Columbus – More than $18,000 in utility payments went into the pockets of the Village of Bellaire’s (Belmont County) former utility clerk, as confirmed in an audit of the village released today by Auditor of State Dave Yost.
“As former Governor and State Auditor James Rhodes once said, ‘Don’t lie to the people and keep your hands out of the till’,” Auditor Yost said. “Thanks to the good work of local law enforcement and my staff, Flaherty is doing the time for her crimes against taxpayers.”
Former Utility Clerk Lisa Flaherty was responsible for collecting and posting utility payments and preparing deposits to the village’s utility bank account. During the course of the village’s financial audit, auditors from the firm Rea & Associates found that some utility collection bank deposits did not match the amounts posted to the department’s computer system. Further work by the firm determined that $18,125 in collections were not deposited in the village’s utility bank account.
Auditors found 87 instances of shortages in customer accounts – 61 shortages totaling $10,835 in 2011 and 26 shortages totaling $7,290 in 2012. Of these amounts, a total of $333 were posted to Flaherty’s personal utility account.
A finding for recovery in the total amount of $18,125 was issued against Flaherty. In conjunction with Belmont County Prosecutor Christopher Berhalter and Bellaire Police Chief Mike Kovalyk, the Auditor of State’s office conducted a formal investigation. Flaherty failed to report to work on April 7, 2012, the day after the Auditor of State’s office was notified of the missing funds.
On May 24, 2012, the Auditor of State’s office sent two officers from the Special Investigations Unit to Binghamton, New York and they worked with local law enforcement to apprehend Flaherty. She faced three charges: 1) a third degree felony of tampering with evidence; 2) a third degree felony of theft in office; and 3) a forth degree felony of tampering with records. On November 19, 2012, she was sentenced to 18 months in jail. In addition, Flaherty’s OPERS account was frozen, and the funds will be used to pay a large portion of the findings.
A full copy of this audit may be accessed online.
The Auditor of State’s office, one of five independently elected statewide offices in Ohio, is responsible for auditing more than 5,600 state and local government agencies.

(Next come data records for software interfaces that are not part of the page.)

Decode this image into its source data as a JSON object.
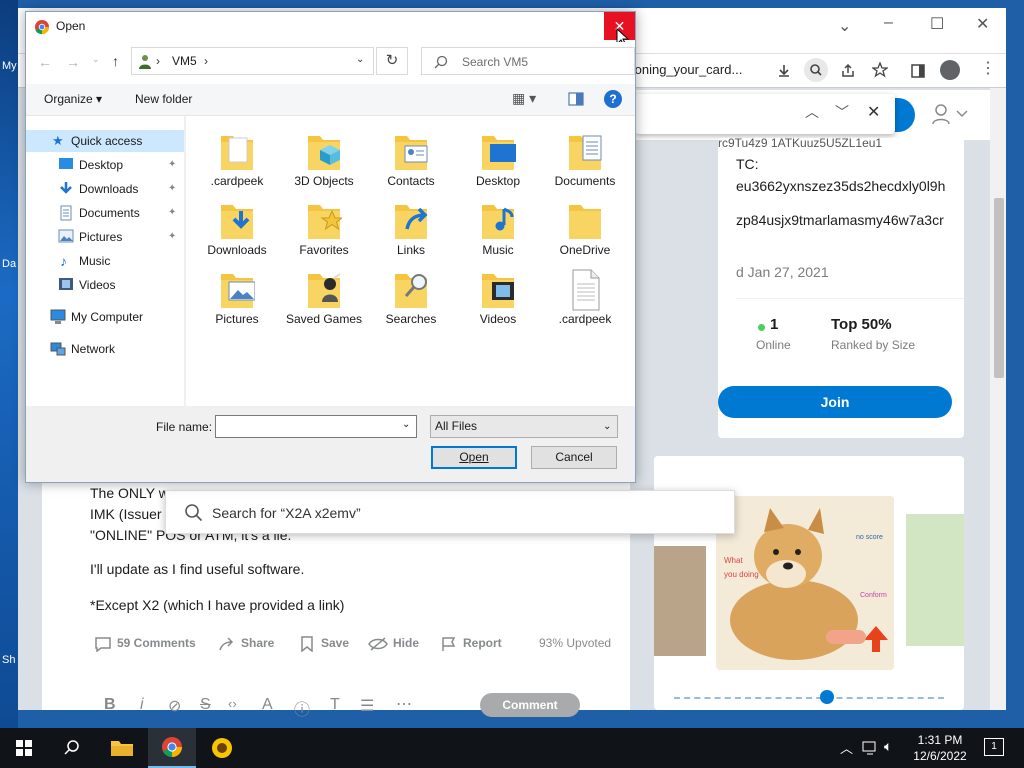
{
  "desktop": {
    "edge_labels": [
      "My",
      "Da",
      "Sh"
    ]
  },
  "browser": {
    "url_fragment": "_cloning_your_card...",
    "window_controls": [
      "–",
      "☐",
      "✕"
    ]
  },
  "reddit": {
    "join_button": "Join",
    "sidecard": {
      "line1": "TC:",
      "line2": "eu3662yxnszez35ds2hecdxly0l9h",
      "line3": "zp84usjx9tmarlamasmy46w7a3cr",
      "created": "d Jan 27, 2021",
      "online_count": "1",
      "online_label": "Online",
      "rank_value": "Top 50%",
      "rank_label": "Ranked by Size"
    },
    "post": {
      "line1": "The ONLY w",
      "line2": "IMK (Issuer",
      "line3": "\"ONLINE\" POS or ATM, it's a lie.",
      "line4": "I'll update as I find useful software.",
      "line5": "*Except X2 (which I have provided a link)",
      "comments": "59 Comments",
      "share": "Share",
      "save": "Save",
      "hide": "Hide",
      "report": "Report",
      "upvoted": "93% Upvoted",
      "comment_button": "Comment"
    },
    "search_popup": "Search for “X2A x2emv”",
    "meme_text": {
      "a": "What",
      "b": "you doing",
      "c": "no score",
      "d": "Conform"
    }
  },
  "dialog": {
    "title": "Open",
    "close": "✕",
    "breadcrumb": [
      "VM5"
    ],
    "search_placeholder": "Search VM5",
    "organize": "Organize",
    "new_folder": "New folder",
    "nav": {
      "quick_access": "Quick access",
      "items": [
        "Desktop",
        "Downloads",
        "Documents",
        "Pictures",
        "Music",
        "Videos"
      ],
      "my_computer": "My Computer",
      "network": "Network"
    },
    "files": [
      ".cardpeek",
      "3D Objects",
      "Contacts",
      "Desktop",
      "Documents",
      "Downloads",
      "Favorites",
      "Links",
      "Music",
      "OneDrive",
      "Pictures",
      "Saved Games",
      "Searches",
      "Videos",
      ".cardpeek"
    ],
    "file_name_label": "File name:",
    "file_name_value": "",
    "file_type": "All Files",
    "open_button": "Open",
    "cancel_button": "Cancel"
  },
  "taskbar": {
    "time": "1:31 PM",
    "date": "12/6/2022",
    "notifications": "1"
  }
}
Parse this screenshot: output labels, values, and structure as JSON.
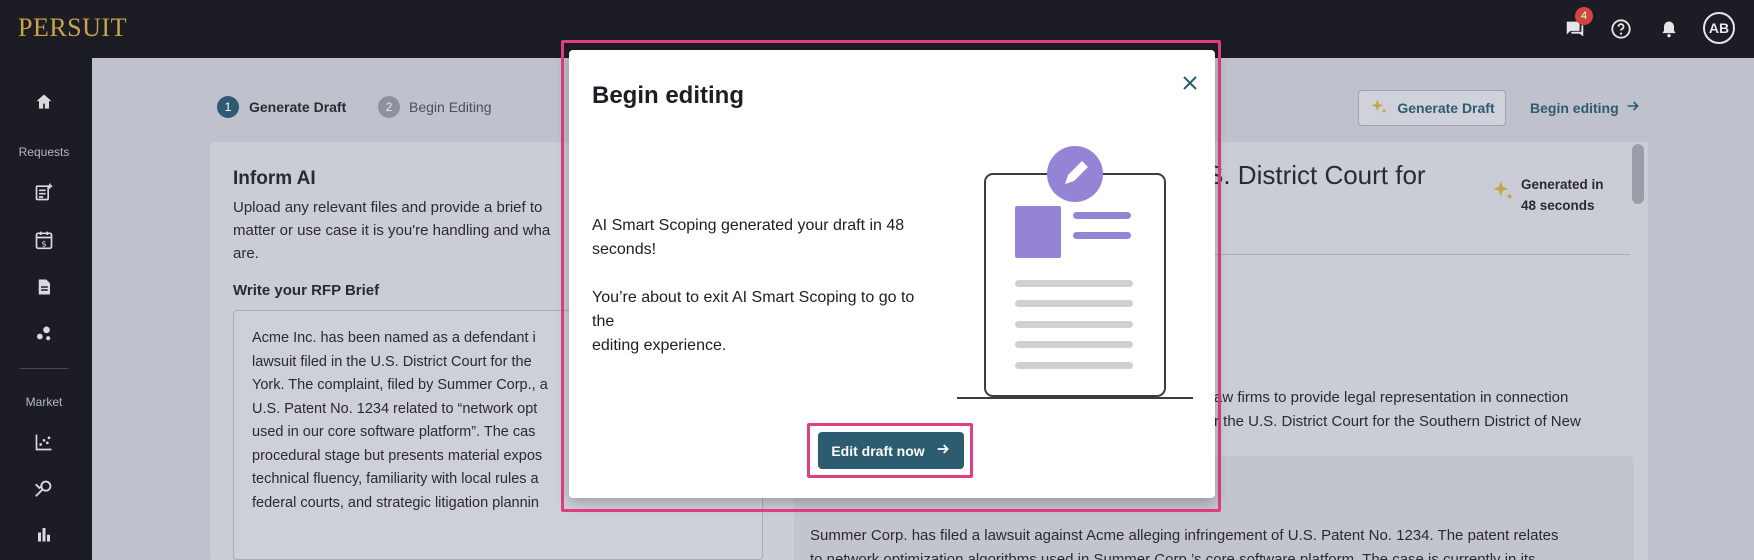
{
  "topbar": {
    "logo": "PERSUIT",
    "icons": [
      "chat-icon",
      "help-icon",
      "bell-icon"
    ],
    "notification_count": "4",
    "avatar_initials": "AB"
  },
  "sidebar": {
    "section_requests": "Requests",
    "section_market": "Market",
    "icons": [
      "home-icon",
      "new-request-icon",
      "calendar-dollar-icon",
      "document-icon",
      "share-nodes-icon",
      "scatter-chart-icon",
      "search-analytics-icon",
      "bar-chart-icon"
    ]
  },
  "stepper": {
    "steps": [
      {
        "number": "1",
        "label": "Generate Draft"
      },
      {
        "number": "2",
        "label": "Begin Editing"
      }
    ]
  },
  "header_actions": {
    "generate_draft": "Generate Draft",
    "begin_editing": "Begin editing"
  },
  "left_panel": {
    "title": "Inform AI",
    "description_lines": [
      "Upload any relevant files and provide a brief to",
      "matter or use case it is you're handling and wha",
      "are."
    ],
    "brief_label": "Write your RFP Brief",
    "brief_lines": [
      "Acme Inc. has been named as a defendant i",
      "lawsuit filed in the U.S. District Court for the",
      "York. The complaint, filed by Summer Corp., a",
      "U.S. Patent No. 1234 related to “network opt",
      "used in our core software platform”. The cas",
      "procedural stage but presents material expos",
      "technical fluency, familiarity with local rules a",
      "federal courts, and strategic litigation plannin"
    ]
  },
  "right_panel": {
    "title_fragment": "S. District Court for",
    "generated_line1": "Generated in",
    "generated_line2": "48 seconds",
    "paragraph1_line1": "aw firms to provide legal representation in connection",
    "paragraph1_line2": "r the U.S. District Court for the Southern District of New",
    "paragraph2_line1": "Summer Corp. has filed a lawsuit against Acme alleging infringement of U.S. Patent No. 1234. The patent relates",
    "paragraph2_line2": "to network optimization algorithms used in Summer Corp.’s core software platform. The case is currently in its"
  },
  "modal": {
    "title": "Begin editing",
    "text_1_line1": "AI Smart Scoping generated your draft in 48",
    "text_1_line2": "seconds!",
    "text_2_line1": "You’re about to exit AI Smart Scoping to go to the",
    "text_2_line2": "editing experience.",
    "primary_button": "Edit draft now"
  },
  "colors": {
    "brand_gold": "#c9a24a",
    "primary_teal": "#2d5b70",
    "highlight_pink": "#e0407f",
    "illustration_purple": "#9583d6"
  }
}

Under the direction of Auditor Dave Yost, the office also provides financial services to local governments, investigates and prevents fraud in public agencies and promotes transparency in government.